For the last decade, we have heard people around IndyCar and NASCAR talk about weeknight races, more specifically, running on one of the two days after the Major League Baseball All-Star Game, which are labeled as some of the slowest days in North America for sports. However, a decade later and no series has decided to bite the bullet and take a shot on a race the Wednesday or Thursday after the MLB All-Star Game. Why? No track wants it because of the difficulty to get a crowd to come to a racetrack on a weeknight and probably a little fear from the series that running a race during one of the slowest sports days of the year would not provide the bump in viewership that is expected.
But picture this though: IndyCar resurrects Thursday Night Thursday and run at Indianapolis Raceway Park. I've heard plenty of people say IRP is too small for IndyCar, which I disagree with, but I think IRP is big enough to have a dozen IndyCars race on it at the same time. IndyCar could split the field in half, run two 75-lap heat races with the top four from each advancing to a 125-lap A-Main and the drivers who fail to advance from the heats heading to a 40-lap LCQ with the top four from that rounding out the field. It would be a throwback to short track roots in IndyCar's backyard. Keep the tickets at an affordable price of $15-$20 and you might get a respectable crowd without having 40,000 empty seats saying otherwise.

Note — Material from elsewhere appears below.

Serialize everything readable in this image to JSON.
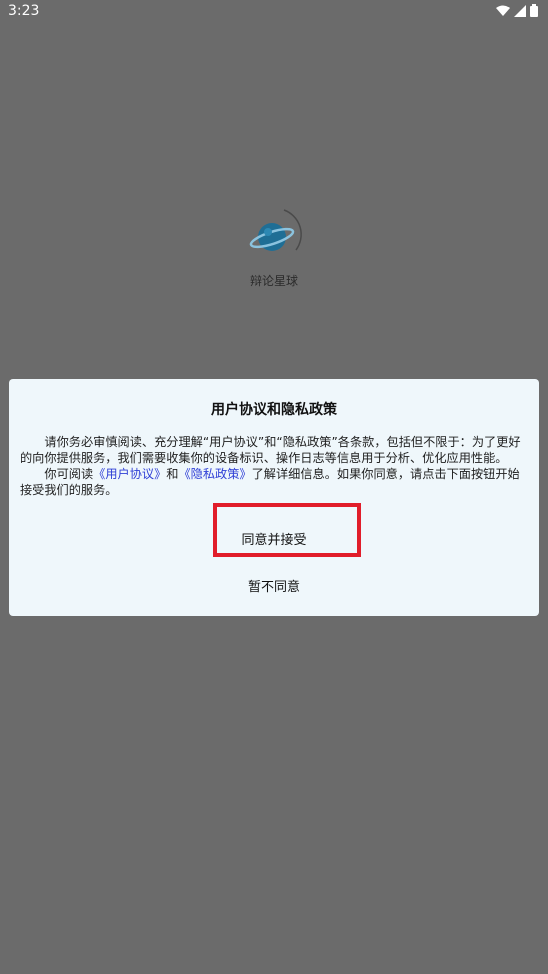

Ultimately, whether it is an oval, road course or street course, IndyCar needs to do a mix of improving their promotional efforts and rolling the dice. IndyCar needs to differentiate themselves from other series, whether that's running on a Thursday, doubleheaders or one-day shows. Being different isn't a bad thing and IndyCar should embrace it.
I don't know what to make of the last month for IndyCar. The racing has been really good and numbers are up but I don't want to get too excited. It's kind of like being a Philadelphia Phillies fan this season and if they go on an eight-game winning streak. That's nice but they are currently 19 games out of the division lead and 18.5 games out of the second wild card spot. Winning eight straight is nice but to make the playoffs Philadelphia needs an 18 game winning straight and then end the season just as strong. Maybe if the numbers continue to increase over the next season and a half I will start to get excited but for now it's just a drop in the bucket. When that bucket gets closer to half-full then I might start to believe the last month has been something substantially positive for IndyCar.